-- Your assignment --
Please copy every record below exactly, but leave the pictures out.
[[ The input open ]]
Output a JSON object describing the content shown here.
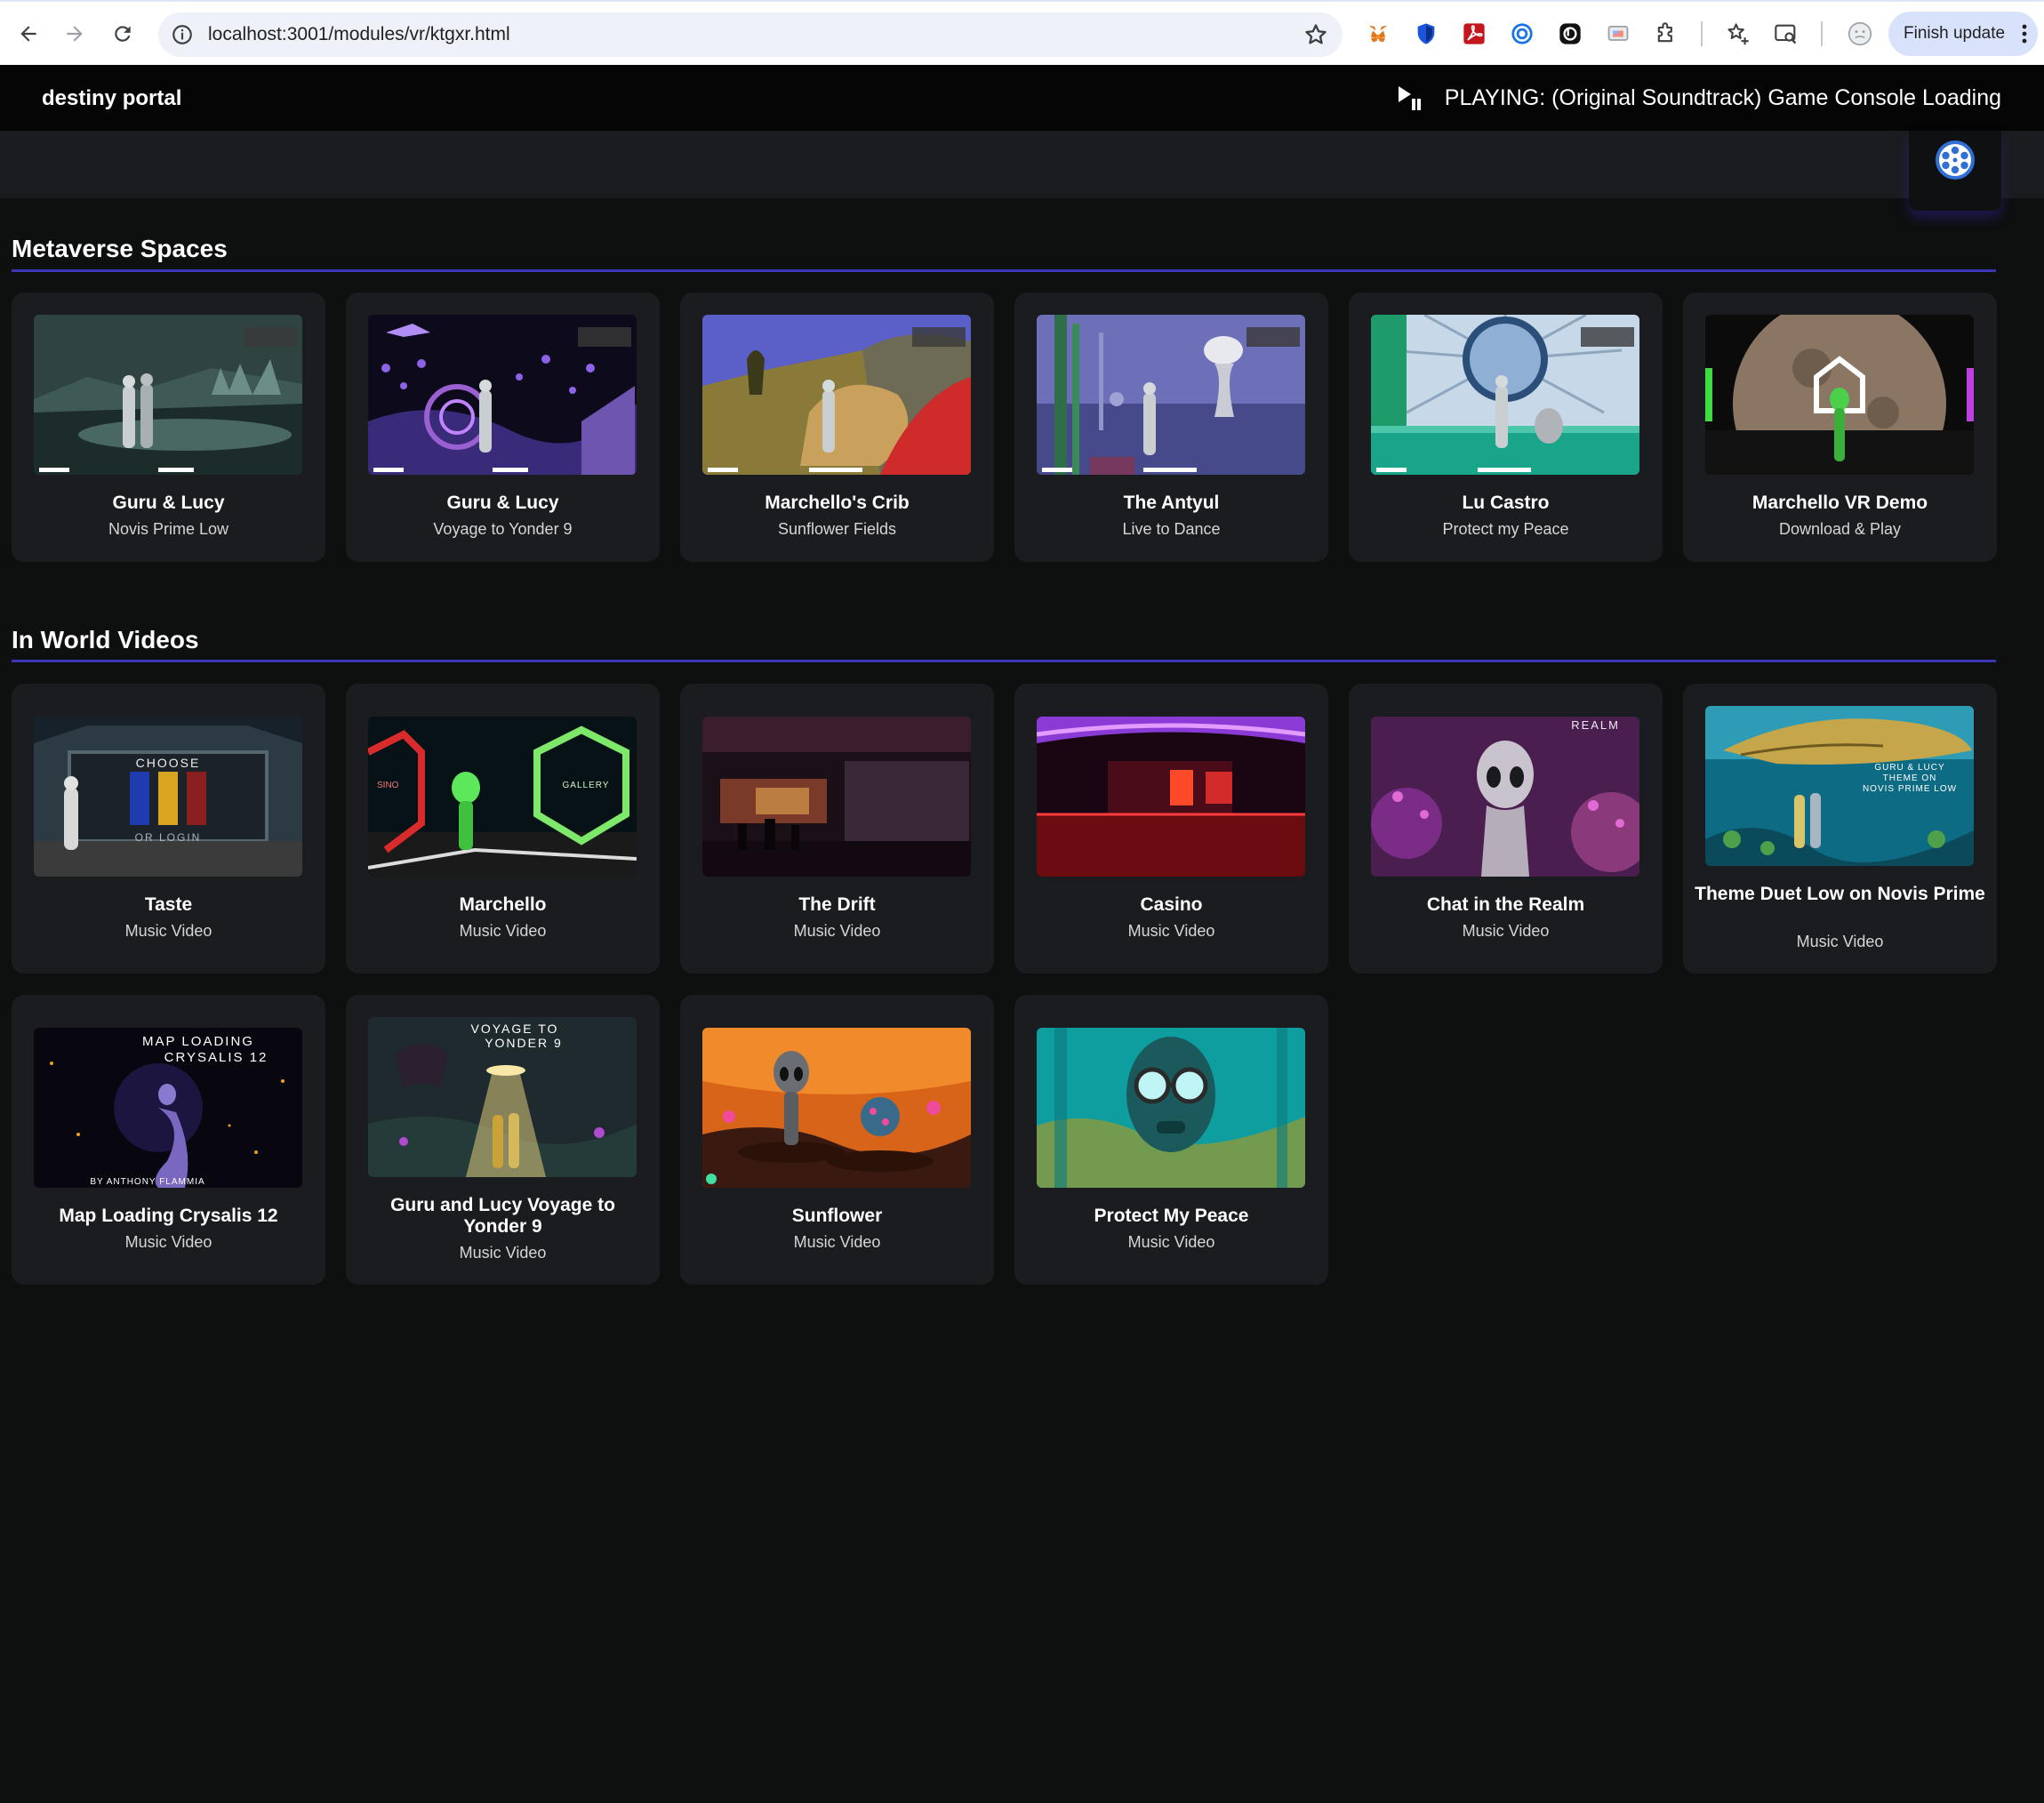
{
  "browser": {
    "url": "localhost:3001/modules/vr/ktgxr.html",
    "finish_update_label": "Finish update"
  },
  "app": {
    "brand": "destiny portal",
    "now_playing": "PLAYING: (Original Soundtrack) Game Console Loading"
  },
  "sections": {
    "metaverse": {
      "title": "Metaverse Spaces",
      "cards": [
        {
          "title": "Guru & Lucy",
          "subtitle": "Novis Prime Low"
        },
        {
          "title": "Guru & Lucy",
          "subtitle": "Voyage to Yonder 9"
        },
        {
          "title": "Marchello's Crib",
          "subtitle": "Sunflower Fields"
        },
        {
          "title": "The Antyul",
          "subtitle": "Live to Dance"
        },
        {
          "title": "Lu Castro",
          "subtitle": "Protect my Peace"
        },
        {
          "title": "Marchello VR Demo",
          "subtitle": "Download & Play"
        }
      ]
    },
    "videos": {
      "title": "In World Videos",
      "cards": [
        {
          "title": "Taste",
          "subtitle": "Music Video",
          "thumb_text": [
            "CHOOSE",
            "OR LOGIN"
          ]
        },
        {
          "title": "Marchello",
          "subtitle": "Music Video",
          "thumb_text": [
            "GALLERY",
            "SINO"
          ]
        },
        {
          "title": "The Drift",
          "subtitle": "Music Video"
        },
        {
          "title": "Casino",
          "subtitle": "Music Video"
        },
        {
          "title": "Chat in the Realm",
          "subtitle": "Music Video",
          "thumb_text": [
            "REALM"
          ]
        },
        {
          "title": "Theme Duet Low on Novis Prime",
          "subtitle": "Music Video",
          "thumb_text": [
            "GURU & LUCY",
            "THEME ON",
            "NOVIS PRIME LOW"
          ]
        },
        {
          "title": "Map Loading Crysalis 12",
          "subtitle": "Music Video",
          "thumb_text": [
            "MAP LOADING",
            "CRYSALIS 12",
            "BY ANTHONY FLAMMIA"
          ]
        },
        {
          "title": "Guru and Lucy Voyage to Yonder 9",
          "subtitle": "Music Video",
          "thumb_text": [
            "VOYAGE TO",
            "YONDER 9"
          ]
        },
        {
          "title": "Sunflower",
          "subtitle": "Music Video"
        },
        {
          "title": "Protect My Peace",
          "subtitle": "Music Video"
        }
      ]
    }
  }
}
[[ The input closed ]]
-- Task output --
Output a JSON object describing the content shown here.
{
  "browser": {
    "url": "localhost:3001/modules/vr/ktgxr.html",
    "finish_update_label": "Finish update"
  },
  "app": {
    "brand": "destiny portal",
    "now_playing": "PLAYING: (Original Soundtrack) Game Console Loading"
  },
  "sections": {
    "metaverse": {
      "title": "Metaverse Spaces",
      "cards": [
        {
          "title": "Guru & Lucy",
          "subtitle": "Novis Prime Low"
        },
        {
          "title": "Guru & Lucy",
          "subtitle": "Voyage to Yonder 9"
        },
        {
          "title": "Marchello's Crib",
          "subtitle": "Sunflower Fields"
        },
        {
          "title": "The Antyul",
          "subtitle": "Live to Dance"
        },
        {
          "title": "Lu Castro",
          "subtitle": "Protect my Peace"
        },
        {
          "title": "Marchello VR Demo",
          "subtitle": "Download & Play"
        }
      ]
    },
    "videos": {
      "title": "In World Videos",
      "cards": [
        {
          "title": "Taste",
          "subtitle": "Music Video",
          "thumb_text": [
            "CHOOSE",
            "OR LOGIN"
          ]
        },
        {
          "title": "Marchello",
          "subtitle": "Music Video",
          "thumb_text": [
            "GALLERY",
            "SINO"
          ]
        },
        {
          "title": "The Drift",
          "subtitle": "Music Video"
        },
        {
          "title": "Casino",
          "subtitle": "Music Video"
        },
        {
          "title": "Chat in the Realm",
          "subtitle": "Music Video",
          "thumb_text": [
            "REALM"
          ]
        },
        {
          "title": "Theme Duet Low on Novis Prime",
          "subtitle": "Music Video",
          "thumb_text": [
            "GURU & LUCY",
            "THEME ON",
            "NOVIS PRIME LOW"
          ]
        },
        {
          "title": "Map Loading Crysalis 12",
          "subtitle": "Music Video",
          "thumb_text": [
            "MAP LOADING",
            "CRYSALIS 12",
            "BY ANTHONY FLAMMIA"
          ]
        },
        {
          "title": "Guru and Lucy Voyage to Yonder 9",
          "subtitle": "Music Video",
          "thumb_text": [
            "VOYAGE TO",
            "YONDER 9"
          ]
        },
        {
          "title": "Sunflower",
          "subtitle": "Music Video"
        },
        {
          "title": "Protect My Peace",
          "subtitle": "Music Video"
        }
      ]
    }
  }
}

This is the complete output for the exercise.